This Week is All About You
Happy National Consumer Protection Week (NCPW)! We’re going to dedicate this year’s National Consumer Protection Week to spreading awareness about the importance of securing your identity from the threats you face every day.
Your identity is at the core of who you are. But criminals see your identity as money in their pockets. Let’s kick off NCPW 2018 by diving into some of the identity risks out there today, and ways you can combat them in your daily lives.
ID Crimes Get With the Times
Fraud and identity theft are not new concepts by any means. The first recorded instances of identity theft started in the 1930s with voter registration fraud and underage drinking.
Today, fraudsters target many of their victims online. From social media sites to email accounts, online banking and bill pay – criminals have many avenues to choose from.
Fun fact: IBM estimated that more than half of all emails received in 2017 were spam. Messaging platforms like email, Facebook Messenger and Apple iMessage are especially vulnerable to phishing attacks meant to capture personal and financial information.
Your personal and financial information are not the only items caught in the crossfire. Phishing can look like a fake notification from your bank, or a malicious link unknowingly shared by a friend on social media. Malware, or malicious software, can also be attached to phishing messages – causing damage to the device itself. In fact, IBM noted a significant increase in malware phishing attacks since March 2016.
Large-scale data breaches from 2017 like Equifax and Alteryx have put consumers on edge. Javelin Strategy & Research found that 63 percent of surveyed consumers said they were either “very” or “extremely” concerned about data breaches.
Another fun fact: Javelin Strategy & Research noted that Social Security numbers were exposed more in data breaches than credit card numbers in 2017. The unfortunate truth is that any breached data will most likely make its way on the Dark Web.
Fraudsters use the Dark Web to dump large data files to the public or to profit by selling it on black market websites. Last year, 1.4 billion login credentials were found dumped on the Dark Web – allowing fraudsters easy access to the credentials needed for account takeover attacks.
Social Media & Social Engineering
While the two terms may sound familiar, social media and social engineering are Internet and ID crime concepts that can play off each other. The information you store and share on social media profiles like Facebook, Twitter, Instagram, and Snapchat can often leave you vulnerable to targeted social engineering scams.
Social engineering is simply using known information about a victim to target them in various scams. Fraudsters research their victims beforehand to cater scams to their interests.
Identity thieves also know that you are more likely to provide information to someone who seems trustworthy. As such, scammers may impersonate people you know like your favored retailers, bank branch or local politician.
Future Technology Coming Your Way – Biometrics
Biometric security measures refer to any means of identification or authentication using elements of your physical identity.
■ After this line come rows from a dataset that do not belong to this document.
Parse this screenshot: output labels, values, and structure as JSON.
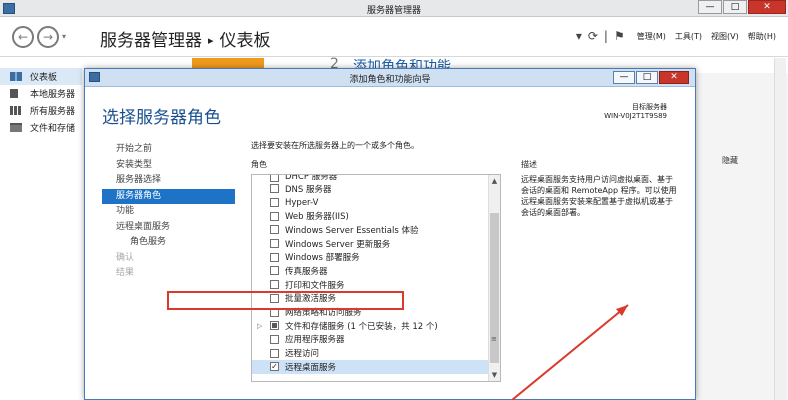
{
  "window": {
    "title": "服务器管理器",
    "buttons": {
      "minimize": "—",
      "maximize": "□",
      "close": "✕"
    }
  },
  "header": {
    "breadcrumb_root": "服务器管理器",
    "breadcrumb_sep": "▸",
    "breadcrumb_current": "仪表板",
    "back_icon": "←",
    "forward_icon": "→",
    "nav_dropdown": "▾",
    "refresh_dropdown": "▾",
    "refresh_icon": "⟳",
    "divider": "|",
    "flag_icon": "⚑",
    "menus": [
      "管理(M)",
      "工具(T)",
      "视图(V)",
      "帮助(H)"
    ]
  },
  "sidebar": {
    "items": [
      {
        "label": "仪表板",
        "icon": "dashboard-icon",
        "active": true
      },
      {
        "label": "本地服务器",
        "icon": "local-server-icon"
      },
      {
        "label": "所有服务器",
        "icon": "all-servers-icon"
      },
      {
        "label": "文件和存储",
        "icon": "file-storage-icon"
      }
    ]
  },
  "background": {
    "step_number": "2",
    "step_text": "添加角色和功能",
    "hide_label": "隐藏"
  },
  "wizard": {
    "title": "添加角色和功能向导",
    "buttons": {
      "minimize": "—",
      "maximize": "□",
      "close": "✕"
    },
    "heading": "选择服务器角色",
    "target_label": "目标服务器",
    "target_server": "WIN-V0J2T1T9S89",
    "instruction": "选择要安装在所选服务器上的一个或多个角色。",
    "roles_heading": "角色",
    "description_heading": "描述",
    "description_text": "远程桌面服务支持用户访问虚拟桌面、基于会话的桌面和 RemoteApp 程序。可以使用远程桌面服务安装来配置基于虚拟机或基于会话的桌面部署。",
    "steps": [
      {
        "label": "开始之前",
        "state": "normal"
      },
      {
        "label": "安装类型",
        "state": "normal"
      },
      {
        "label": "服务器选择",
        "state": "normal"
      },
      {
        "label": "服务器角色",
        "state": "active"
      },
      {
        "label": "功能",
        "state": "normal"
      },
      {
        "label": "远程桌面服务",
        "state": "normal"
      },
      {
        "label": "角色服务",
        "state": "normal",
        "sub": true
      },
      {
        "label": "确认",
        "state": "disabled"
      },
      {
        "label": "结果",
        "state": "disabled"
      }
    ],
    "roles": [
      {
        "label": "DHCP 服务器",
        "checked": false,
        "cut": true
      },
      {
        "label": "DNS 服务器",
        "checked": false
      },
      {
        "label": "Hyper-V",
        "checked": false
      },
      {
        "label": "Web 服务器(IIS)",
        "checked": false
      },
      {
        "label": "Windows Server Essentials 体验",
        "checked": false
      },
      {
        "label": "Windows Server 更新服务",
        "checked": false
      },
      {
        "label": "Windows 部署服务",
        "checked": false
      },
      {
        "label": "传真服务器",
        "checked": false
      },
      {
        "label": "打印和文件服务",
        "checked": false
      },
      {
        "label": "批量激活服务",
        "checked": false
      },
      {
        "label": "网络策略和访问服务",
        "checked": false
      },
      {
        "label": "文件和存储服务 (1 个已安装，共 12 个)",
        "checked": "partial",
        "expandable": true
      },
      {
        "label": "应用程序服务器",
        "checked": false
      },
      {
        "label": "远程访问",
        "checked": false
      },
      {
        "label": "远程桌面服务",
        "checked": true,
        "selected": true
      }
    ],
    "scroll": {
      "up": "▲",
      "down": "▼",
      "grip": "≡"
    },
    "expander_icon": "▷",
    "check_mark": "✓"
  },
  "colors": {
    "accent": "#1e73c6",
    "heading": "#1a4f8f",
    "highlight": "#d93a2b",
    "orange_tile": "#f09a1c"
  }
}
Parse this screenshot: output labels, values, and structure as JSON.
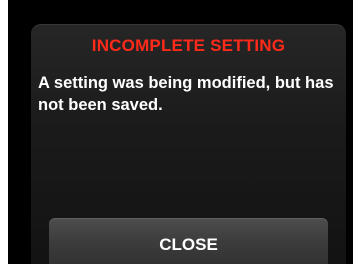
{
  "dialog": {
    "title": "INCOMPLETE SETTING",
    "message": "A setting was being modified, but has not been saved.",
    "close_label": "CLOSE"
  },
  "colors": {
    "title": "#ff2a1a",
    "message": "#ffffff",
    "background": "#000000",
    "button": "#3e3e3e"
  }
}
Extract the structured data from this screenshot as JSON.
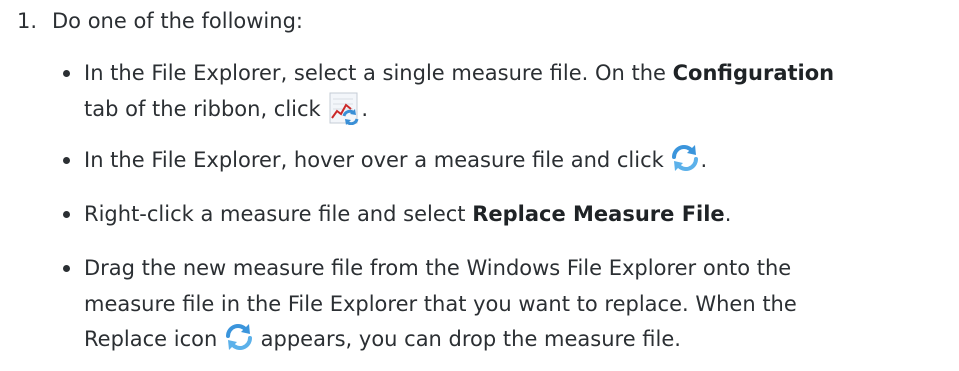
{
  "step": {
    "number": "1.",
    "text": "Do one of the following:"
  },
  "items": [
    {
      "line1_pre": "In the File Explorer, select a single measure file. On the ",
      "line1_bold": "Configuration",
      "line2_pre": "tab of the ribbon, click ",
      "line2_post": ".",
      "icon": "replace-measure-ribbon-icon"
    },
    {
      "pre": "In the File Explorer, hover over a measure file and click ",
      "post": ".",
      "icon": "replace-arrows-icon"
    },
    {
      "pre": "Right-click a measure file and select ",
      "bold": "Replace Measure File",
      "post": "."
    },
    {
      "line1": "Drag the new measure file from the Windows File Explorer onto the",
      "line2": "measure file in the File Explorer that you want to replace. When the",
      "line3_pre": "Replace icon ",
      "line3_post": " appears, you can drop the measure file.",
      "icon": "replace-arrows-icon"
    }
  ]
}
For example, facial recognition and fingerprint scans, as well as voice analysis can be considered means of biometric verification.
Start Celebrating NCPW!
Want to get your NCPW 2018 off to a great start? Use these tips to ensure you’re securing your identity on all fronts:
- Your Social Security number is not the only information you need to protect.
The more information that fraudsters have about you, the more they can do with your identity. Don’t forget that paired with your birthdate and mailing address, your Social Security number can allow fraudsters to open new bank accounts and apply for loans, as well as take over existing accounts in your name.
- Unique passwords are more important than strong passwords.
Creating a strong password doesn’t mean much if you’re using it for multiple accounts. Fraudsters hope you reuse passwords so they can get more by doing less. If, for example, your Netflix password is the same as your banking password, fraudsters only need to crack one set of credentials to gain access to both.
- Your “private” social media profile isn’t that private.
Your social media profiles can reveal more about you than you may think. Information you may consider “public” or “non-sensitive” can still give fraudsters more information about you. Geolocation tags, birthday posts from friends and sports jerseys in photos can capture your location, age, birthday and more.
- There’s nothing wrong with extra layers of protection.
Prevention is the most effective way to stay one step ahead of identity thieves. Enabling multi-factor authentication to online account logins or account activity alerts to your finances can help stop fraudsters in their tracks before it gets worse.
Continue following Fighting Identity Crimes to get the latest breach and scam updates, ID crime news and tips from our industry experts.
The views and opinions expressed in this article are those of EZShield Inc. alone and do not necessarily reflect the opinions of any other person or entity, including specifically any person or entity affiliated with the distribution or display of this content.